### [Exercise requirements]
In the records below, find each line holding the word "admin" and copy it.

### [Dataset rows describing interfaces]
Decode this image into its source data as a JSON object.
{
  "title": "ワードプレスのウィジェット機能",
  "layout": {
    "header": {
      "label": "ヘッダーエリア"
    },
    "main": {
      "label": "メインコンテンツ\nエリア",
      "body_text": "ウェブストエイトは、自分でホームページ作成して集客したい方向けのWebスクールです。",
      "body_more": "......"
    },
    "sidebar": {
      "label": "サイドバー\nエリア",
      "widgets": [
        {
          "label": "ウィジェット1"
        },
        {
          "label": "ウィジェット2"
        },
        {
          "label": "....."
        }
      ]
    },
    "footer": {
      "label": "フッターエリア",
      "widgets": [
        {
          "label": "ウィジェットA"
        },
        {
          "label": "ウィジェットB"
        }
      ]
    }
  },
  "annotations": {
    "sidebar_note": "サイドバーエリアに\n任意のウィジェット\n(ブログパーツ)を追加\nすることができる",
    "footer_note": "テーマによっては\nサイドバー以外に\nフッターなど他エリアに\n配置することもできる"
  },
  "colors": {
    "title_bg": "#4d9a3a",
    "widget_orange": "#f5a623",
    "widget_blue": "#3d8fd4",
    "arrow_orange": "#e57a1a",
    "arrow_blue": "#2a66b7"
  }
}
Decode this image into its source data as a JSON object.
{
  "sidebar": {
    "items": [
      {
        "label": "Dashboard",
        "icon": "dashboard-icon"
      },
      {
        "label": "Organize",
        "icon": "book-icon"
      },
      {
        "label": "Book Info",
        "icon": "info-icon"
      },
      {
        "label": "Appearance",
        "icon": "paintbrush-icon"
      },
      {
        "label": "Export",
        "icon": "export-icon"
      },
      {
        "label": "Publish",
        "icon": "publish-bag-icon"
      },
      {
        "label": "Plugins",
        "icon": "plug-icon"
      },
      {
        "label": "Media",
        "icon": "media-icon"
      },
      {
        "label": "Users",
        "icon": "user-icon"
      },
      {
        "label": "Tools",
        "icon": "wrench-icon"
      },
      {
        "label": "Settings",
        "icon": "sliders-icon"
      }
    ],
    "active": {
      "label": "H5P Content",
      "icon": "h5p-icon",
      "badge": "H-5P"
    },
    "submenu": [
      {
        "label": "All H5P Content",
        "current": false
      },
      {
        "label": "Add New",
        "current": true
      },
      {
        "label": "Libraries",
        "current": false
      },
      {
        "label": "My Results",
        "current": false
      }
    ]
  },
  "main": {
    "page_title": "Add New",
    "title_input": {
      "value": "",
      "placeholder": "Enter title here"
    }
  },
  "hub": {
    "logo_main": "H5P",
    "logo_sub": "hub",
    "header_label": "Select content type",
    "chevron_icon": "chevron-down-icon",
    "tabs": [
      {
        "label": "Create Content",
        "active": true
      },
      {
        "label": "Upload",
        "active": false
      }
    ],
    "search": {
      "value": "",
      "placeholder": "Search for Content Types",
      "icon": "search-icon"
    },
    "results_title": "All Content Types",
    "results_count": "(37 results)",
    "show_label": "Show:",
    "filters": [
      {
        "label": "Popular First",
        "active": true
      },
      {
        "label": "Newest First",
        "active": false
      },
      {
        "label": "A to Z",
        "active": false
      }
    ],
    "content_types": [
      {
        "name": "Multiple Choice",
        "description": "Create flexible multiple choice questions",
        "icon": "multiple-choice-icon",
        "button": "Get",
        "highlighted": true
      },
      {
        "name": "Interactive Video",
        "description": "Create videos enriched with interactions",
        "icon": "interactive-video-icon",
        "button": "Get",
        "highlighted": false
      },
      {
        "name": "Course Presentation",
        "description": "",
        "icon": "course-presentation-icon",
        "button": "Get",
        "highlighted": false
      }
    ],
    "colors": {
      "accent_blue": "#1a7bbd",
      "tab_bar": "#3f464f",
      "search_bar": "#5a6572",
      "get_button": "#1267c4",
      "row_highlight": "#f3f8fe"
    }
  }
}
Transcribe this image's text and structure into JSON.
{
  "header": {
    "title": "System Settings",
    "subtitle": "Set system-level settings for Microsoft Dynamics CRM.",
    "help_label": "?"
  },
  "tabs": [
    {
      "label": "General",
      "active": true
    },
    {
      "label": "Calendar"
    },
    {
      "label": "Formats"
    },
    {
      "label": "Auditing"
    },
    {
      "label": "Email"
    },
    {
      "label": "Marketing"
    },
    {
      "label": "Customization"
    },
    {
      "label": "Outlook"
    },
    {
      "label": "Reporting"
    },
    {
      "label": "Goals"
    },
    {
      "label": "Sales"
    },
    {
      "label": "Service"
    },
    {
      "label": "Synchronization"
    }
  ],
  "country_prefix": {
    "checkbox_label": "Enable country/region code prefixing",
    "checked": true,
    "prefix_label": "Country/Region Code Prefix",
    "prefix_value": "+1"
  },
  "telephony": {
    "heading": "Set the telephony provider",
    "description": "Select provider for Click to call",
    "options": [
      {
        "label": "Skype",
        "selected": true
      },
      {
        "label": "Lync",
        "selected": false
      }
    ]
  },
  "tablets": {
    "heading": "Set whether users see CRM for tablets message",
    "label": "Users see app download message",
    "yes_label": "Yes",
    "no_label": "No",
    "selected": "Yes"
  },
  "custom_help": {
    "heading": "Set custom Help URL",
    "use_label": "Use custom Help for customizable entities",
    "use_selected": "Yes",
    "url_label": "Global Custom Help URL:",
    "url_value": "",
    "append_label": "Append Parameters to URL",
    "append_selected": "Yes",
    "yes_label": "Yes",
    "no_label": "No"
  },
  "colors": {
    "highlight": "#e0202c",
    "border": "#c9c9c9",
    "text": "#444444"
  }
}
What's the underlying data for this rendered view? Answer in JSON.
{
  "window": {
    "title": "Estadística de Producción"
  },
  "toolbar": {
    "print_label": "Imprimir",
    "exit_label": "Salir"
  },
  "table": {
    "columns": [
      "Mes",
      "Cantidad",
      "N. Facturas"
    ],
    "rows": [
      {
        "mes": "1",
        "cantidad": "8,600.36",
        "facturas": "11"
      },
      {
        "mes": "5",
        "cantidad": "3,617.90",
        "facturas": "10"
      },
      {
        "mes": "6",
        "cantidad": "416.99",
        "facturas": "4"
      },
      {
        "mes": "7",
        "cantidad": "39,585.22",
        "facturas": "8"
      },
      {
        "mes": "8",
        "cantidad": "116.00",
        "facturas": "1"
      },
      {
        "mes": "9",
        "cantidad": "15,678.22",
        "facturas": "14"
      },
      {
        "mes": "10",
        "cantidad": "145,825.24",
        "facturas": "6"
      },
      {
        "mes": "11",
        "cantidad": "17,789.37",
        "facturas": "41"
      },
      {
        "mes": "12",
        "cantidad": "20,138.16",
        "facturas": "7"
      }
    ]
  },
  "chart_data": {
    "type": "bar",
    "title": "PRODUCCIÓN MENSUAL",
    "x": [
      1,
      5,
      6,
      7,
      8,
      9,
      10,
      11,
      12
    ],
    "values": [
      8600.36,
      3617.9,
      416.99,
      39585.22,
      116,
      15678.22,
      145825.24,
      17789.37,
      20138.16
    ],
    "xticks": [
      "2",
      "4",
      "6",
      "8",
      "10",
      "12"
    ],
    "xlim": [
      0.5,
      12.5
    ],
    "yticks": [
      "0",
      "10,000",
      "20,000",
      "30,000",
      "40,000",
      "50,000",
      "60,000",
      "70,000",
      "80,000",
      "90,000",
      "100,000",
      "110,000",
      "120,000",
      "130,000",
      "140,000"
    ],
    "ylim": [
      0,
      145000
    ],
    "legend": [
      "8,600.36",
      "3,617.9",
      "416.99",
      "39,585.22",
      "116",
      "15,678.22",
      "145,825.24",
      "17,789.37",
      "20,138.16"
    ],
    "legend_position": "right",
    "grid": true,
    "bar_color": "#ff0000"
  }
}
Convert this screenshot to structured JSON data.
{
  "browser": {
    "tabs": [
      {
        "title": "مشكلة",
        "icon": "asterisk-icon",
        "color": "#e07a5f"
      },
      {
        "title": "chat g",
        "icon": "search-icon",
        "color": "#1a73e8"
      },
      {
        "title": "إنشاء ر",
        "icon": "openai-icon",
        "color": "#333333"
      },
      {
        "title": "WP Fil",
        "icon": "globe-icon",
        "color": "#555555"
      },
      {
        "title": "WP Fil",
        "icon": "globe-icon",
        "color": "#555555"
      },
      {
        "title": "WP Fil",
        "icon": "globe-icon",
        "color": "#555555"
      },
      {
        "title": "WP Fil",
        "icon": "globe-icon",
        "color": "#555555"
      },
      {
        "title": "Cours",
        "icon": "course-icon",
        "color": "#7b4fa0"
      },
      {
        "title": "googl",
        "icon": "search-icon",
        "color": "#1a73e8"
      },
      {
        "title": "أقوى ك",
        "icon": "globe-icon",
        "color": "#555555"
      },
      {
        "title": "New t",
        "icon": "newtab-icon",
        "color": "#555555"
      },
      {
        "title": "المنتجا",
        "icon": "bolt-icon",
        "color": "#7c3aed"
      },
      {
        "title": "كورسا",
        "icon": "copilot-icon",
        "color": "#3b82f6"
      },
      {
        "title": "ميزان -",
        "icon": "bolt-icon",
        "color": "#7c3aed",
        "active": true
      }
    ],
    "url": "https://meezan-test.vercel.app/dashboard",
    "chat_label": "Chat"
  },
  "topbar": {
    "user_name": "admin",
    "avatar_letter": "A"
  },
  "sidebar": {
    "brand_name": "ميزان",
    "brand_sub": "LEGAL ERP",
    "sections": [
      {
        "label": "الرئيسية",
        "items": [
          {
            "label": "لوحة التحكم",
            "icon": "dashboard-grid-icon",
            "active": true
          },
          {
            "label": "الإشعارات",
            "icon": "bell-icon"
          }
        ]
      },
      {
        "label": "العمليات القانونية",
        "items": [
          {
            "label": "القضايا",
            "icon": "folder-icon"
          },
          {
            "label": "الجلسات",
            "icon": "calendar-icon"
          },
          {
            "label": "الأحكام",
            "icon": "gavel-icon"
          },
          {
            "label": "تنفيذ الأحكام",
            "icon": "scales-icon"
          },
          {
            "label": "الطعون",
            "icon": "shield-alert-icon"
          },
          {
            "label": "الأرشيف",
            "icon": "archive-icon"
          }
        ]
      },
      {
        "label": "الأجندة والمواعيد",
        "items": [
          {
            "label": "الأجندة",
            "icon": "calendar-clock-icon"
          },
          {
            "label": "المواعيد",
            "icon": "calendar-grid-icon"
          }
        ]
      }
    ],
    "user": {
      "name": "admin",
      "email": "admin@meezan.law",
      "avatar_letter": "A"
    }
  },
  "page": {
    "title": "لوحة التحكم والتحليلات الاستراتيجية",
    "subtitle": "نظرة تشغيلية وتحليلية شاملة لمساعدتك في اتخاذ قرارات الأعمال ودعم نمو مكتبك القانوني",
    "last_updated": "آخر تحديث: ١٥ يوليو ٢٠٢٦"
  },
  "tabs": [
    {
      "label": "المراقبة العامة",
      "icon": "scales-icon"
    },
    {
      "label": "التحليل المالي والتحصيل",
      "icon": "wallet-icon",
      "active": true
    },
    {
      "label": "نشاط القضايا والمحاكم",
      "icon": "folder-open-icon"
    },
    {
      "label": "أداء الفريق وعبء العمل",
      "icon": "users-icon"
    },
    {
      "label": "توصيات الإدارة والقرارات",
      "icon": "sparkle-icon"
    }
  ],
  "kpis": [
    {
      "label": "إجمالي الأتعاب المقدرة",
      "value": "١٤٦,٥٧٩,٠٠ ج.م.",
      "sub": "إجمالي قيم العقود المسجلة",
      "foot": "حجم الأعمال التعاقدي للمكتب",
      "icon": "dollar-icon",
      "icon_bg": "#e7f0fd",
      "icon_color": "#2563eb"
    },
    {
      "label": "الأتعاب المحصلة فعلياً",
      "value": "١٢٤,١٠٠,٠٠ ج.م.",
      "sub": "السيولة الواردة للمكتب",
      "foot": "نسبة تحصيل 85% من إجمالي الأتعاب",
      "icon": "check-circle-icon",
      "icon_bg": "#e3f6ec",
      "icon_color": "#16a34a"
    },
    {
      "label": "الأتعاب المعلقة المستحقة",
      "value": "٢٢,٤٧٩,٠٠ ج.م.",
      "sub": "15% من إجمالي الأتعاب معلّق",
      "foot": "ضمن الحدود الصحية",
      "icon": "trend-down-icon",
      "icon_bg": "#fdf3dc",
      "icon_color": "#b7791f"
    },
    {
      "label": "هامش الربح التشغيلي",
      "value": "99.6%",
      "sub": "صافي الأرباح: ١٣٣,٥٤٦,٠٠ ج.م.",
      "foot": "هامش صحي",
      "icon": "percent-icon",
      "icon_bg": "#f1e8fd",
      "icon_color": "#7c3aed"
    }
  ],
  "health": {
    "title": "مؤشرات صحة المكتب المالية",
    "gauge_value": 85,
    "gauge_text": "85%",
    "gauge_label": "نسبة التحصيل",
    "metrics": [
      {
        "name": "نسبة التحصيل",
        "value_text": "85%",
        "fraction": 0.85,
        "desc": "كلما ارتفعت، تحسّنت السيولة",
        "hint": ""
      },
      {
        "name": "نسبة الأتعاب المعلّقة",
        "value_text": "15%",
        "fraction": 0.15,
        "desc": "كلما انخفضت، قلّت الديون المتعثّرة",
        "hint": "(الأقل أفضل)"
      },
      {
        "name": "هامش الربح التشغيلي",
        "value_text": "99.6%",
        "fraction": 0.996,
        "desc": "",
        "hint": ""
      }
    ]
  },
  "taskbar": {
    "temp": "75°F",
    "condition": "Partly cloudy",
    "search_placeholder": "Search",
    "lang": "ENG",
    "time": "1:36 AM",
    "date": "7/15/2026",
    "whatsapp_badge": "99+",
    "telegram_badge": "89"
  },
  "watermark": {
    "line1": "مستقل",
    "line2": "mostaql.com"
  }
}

### [Response to the exercise]
    "user_name": "admin",
      "name": "admin",
      "email": "admin@meezan.law",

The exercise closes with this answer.